Embarking on the final day of a furious campaign, Hillary Clinton tried Monday to at last emerge from the cloud of suspicion that has followed her campaign and close her historic bid with a call for elusive unity and hope. Donald Trump vowed not to make it easy.
Hours after the FBI announced it had again cleared Clinton, Trump and his campaign quickly cast doubt on legitimacy of the FBI’s decision not to recommend charges in its investigation into her use of a private email server as secretary of state. The Trump campaign criticized the FBI probe, suggesting the latest rapid review of a Clinton aide’s emails could not have been thorough.
“They’ve bungled the investigation from the beginning,” Trump spokesman Jason Miller said on CNN. Miller called for the FBI to release the newly discovered emails belonging to aide Huma Adebin.
The comments were a reminder that FBI Director James Comey’s news, delivered in a letter to lawmakers on Sunday, was doubled-edged sword for Clinton. While it vindicated her claims that the emails would not yield new evidence, it ensured that the final hours of her campaign would be spent talking about a subject that has damaged her credibility.
Clinton’s campaign said the candidate would not be discussing the news Monday as she campaigns in North Carolina, Pennsylvania and Michigan.
She instead, tried to end with a broader argument. Clinton, seeking to become America’s first female president, cast herself as the candidate of “healing and reconciliation” — perhaps a surprising position for one of the most divisive figures in American politics.
She started her Sunday with a visit to an African-American church in Philadelphia, where she spoke of her candidacy in almost spiritual terms, as she tried to motivate black voters in the crucial swing state. And she ended with an evening rally in Manchester, New Hampshire, featuring remarks from Khizr Khan, the Muslim-American lawyer whose Army captain son was killed in Iraq.
“This election is a moment of reckoning,” she told voters on Sunday night. “It is a choice between division and unity, between strong, steady leadership and a loose cannon who could put everything at risk.”
Trump, meanwhile, voiced new confidence as he brought his campaign — and his dark visions of a rigged American economic and political system— to Democratic strongholds.
“This is a whole different ballgame,” Trump said in Minneapolis, predicting victory in a state that hasn’t voted Republican since 1972. At a rally in Virginia that Trump called his “midnight special speech,” the Republican called the race a “marathon.”
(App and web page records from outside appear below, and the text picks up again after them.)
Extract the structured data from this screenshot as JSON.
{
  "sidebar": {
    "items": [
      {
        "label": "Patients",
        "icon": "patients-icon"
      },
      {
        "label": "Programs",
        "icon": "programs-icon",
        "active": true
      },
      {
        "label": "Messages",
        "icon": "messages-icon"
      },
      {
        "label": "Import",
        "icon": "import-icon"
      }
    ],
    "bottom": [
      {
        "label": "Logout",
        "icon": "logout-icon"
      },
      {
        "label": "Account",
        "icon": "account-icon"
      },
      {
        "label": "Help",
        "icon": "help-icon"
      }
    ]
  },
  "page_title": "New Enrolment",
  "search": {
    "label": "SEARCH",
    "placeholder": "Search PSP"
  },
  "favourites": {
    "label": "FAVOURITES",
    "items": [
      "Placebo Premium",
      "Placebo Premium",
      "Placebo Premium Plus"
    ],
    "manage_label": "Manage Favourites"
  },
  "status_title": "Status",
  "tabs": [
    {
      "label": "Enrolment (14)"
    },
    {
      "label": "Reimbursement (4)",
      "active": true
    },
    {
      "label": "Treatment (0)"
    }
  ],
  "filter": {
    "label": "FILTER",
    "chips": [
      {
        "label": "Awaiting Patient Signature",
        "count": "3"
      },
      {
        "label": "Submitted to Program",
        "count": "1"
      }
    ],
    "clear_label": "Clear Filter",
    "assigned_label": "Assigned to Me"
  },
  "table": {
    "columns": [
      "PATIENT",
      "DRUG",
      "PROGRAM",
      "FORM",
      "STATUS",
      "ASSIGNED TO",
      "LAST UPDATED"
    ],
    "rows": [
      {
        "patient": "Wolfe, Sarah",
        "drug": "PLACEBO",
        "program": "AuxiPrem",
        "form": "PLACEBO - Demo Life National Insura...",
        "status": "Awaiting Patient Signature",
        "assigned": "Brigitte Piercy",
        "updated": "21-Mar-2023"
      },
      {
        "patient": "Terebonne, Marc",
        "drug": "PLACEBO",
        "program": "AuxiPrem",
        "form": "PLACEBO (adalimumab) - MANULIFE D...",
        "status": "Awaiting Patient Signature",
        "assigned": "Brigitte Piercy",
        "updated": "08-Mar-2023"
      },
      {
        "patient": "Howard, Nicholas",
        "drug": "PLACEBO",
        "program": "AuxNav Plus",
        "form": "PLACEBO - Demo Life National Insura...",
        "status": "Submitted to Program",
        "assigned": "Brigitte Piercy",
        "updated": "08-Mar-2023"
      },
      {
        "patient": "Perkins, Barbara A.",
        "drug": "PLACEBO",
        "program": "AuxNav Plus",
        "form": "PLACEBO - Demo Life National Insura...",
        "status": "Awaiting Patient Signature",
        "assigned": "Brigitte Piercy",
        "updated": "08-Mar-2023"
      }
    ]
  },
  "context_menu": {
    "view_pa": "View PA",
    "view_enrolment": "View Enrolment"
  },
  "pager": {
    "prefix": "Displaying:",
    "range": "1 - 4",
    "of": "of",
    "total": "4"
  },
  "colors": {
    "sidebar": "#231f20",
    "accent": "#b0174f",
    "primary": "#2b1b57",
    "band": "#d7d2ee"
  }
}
“We are going to have one of the great victories of all time,” he said, comparing the US election to the “Brexit” vote by the United Kingdom to leave the European Union “times 50.”
Trump continued to seize on the email issue, despite the FBI’s finding.
“Hillary Clinton is guilty. She knows it, the FBI knows it, the people know,” he said at a rally that drew thousands to an amphitheater in the Detroit suburbs.
Comey’s move capped a stunning chapter in the bitter, deeply divisive contest. The director’s initial decision to make a renewed inquiry into Clinton’s emails public on Oct. 28 upended the campaign at a crucial moment, sapping a surging Clinton’s momentum and giving Trump fresh ammunition to challenge her trustworthiness.
Clinton’s campaign, furious at Comey’s handling of the review, welcomed Sunday’s announcement, but Clinton did not mention the issue at her campaign events.
The new review involved material found on a computer belonging to Anthony Weiner, the disgraced former congressman and estranged husband of Abedin, the Clinton aide. While Comey was vague in his initial description of the inquiry, he said Sunday that the FBI reviewed communications “to or from Hillary Clinton while she was secretary of state.”
Comey told lawmakers the FBI was not changing the conclusion it reached this summer. Then, Comey said, “no reasonable prosecutor” would recommend Clinton face criminal charges.
The FBI began investigating the handling of classified material on Clinton’s private email server shortly after she announced her bid in April 2015.
Clinton still appears to hold an edge over Trump in the campaign’s final stretch. The Republican has a narrow path to victory that requires him to win nearly all of the roughly dozen battleground states up for grabs. More than 41 million Americans have already cast their ballots in early voting.
Clinton’s high-wattage allies also fanned out across the country, including President Barack Obama, who was joined by musical icon Stevie Wonder at a rally in Florida. He’ll join Clinton and her husband, former President Bill Clinton and first lady Michelle Obama along with rock stars Bruce Springsteen and Jon Bon Jovi at an evening rally in Philadelphia on Monday. She’ll also campaign in Grand Rapids, Michigan; Pittsburgh and Raleigh, North Carolina.
Trump planned to keep up the breakneck campaign pace through Tuesday. On Monday, he’ll go to Florida, North Carolina, Pennsylvania and New Hampshire. After voting in New York Tuesday morning, Trump was expected to return to Pennsylvania, Michigan, Ohio, North Carolina and New Hampshire later in the day.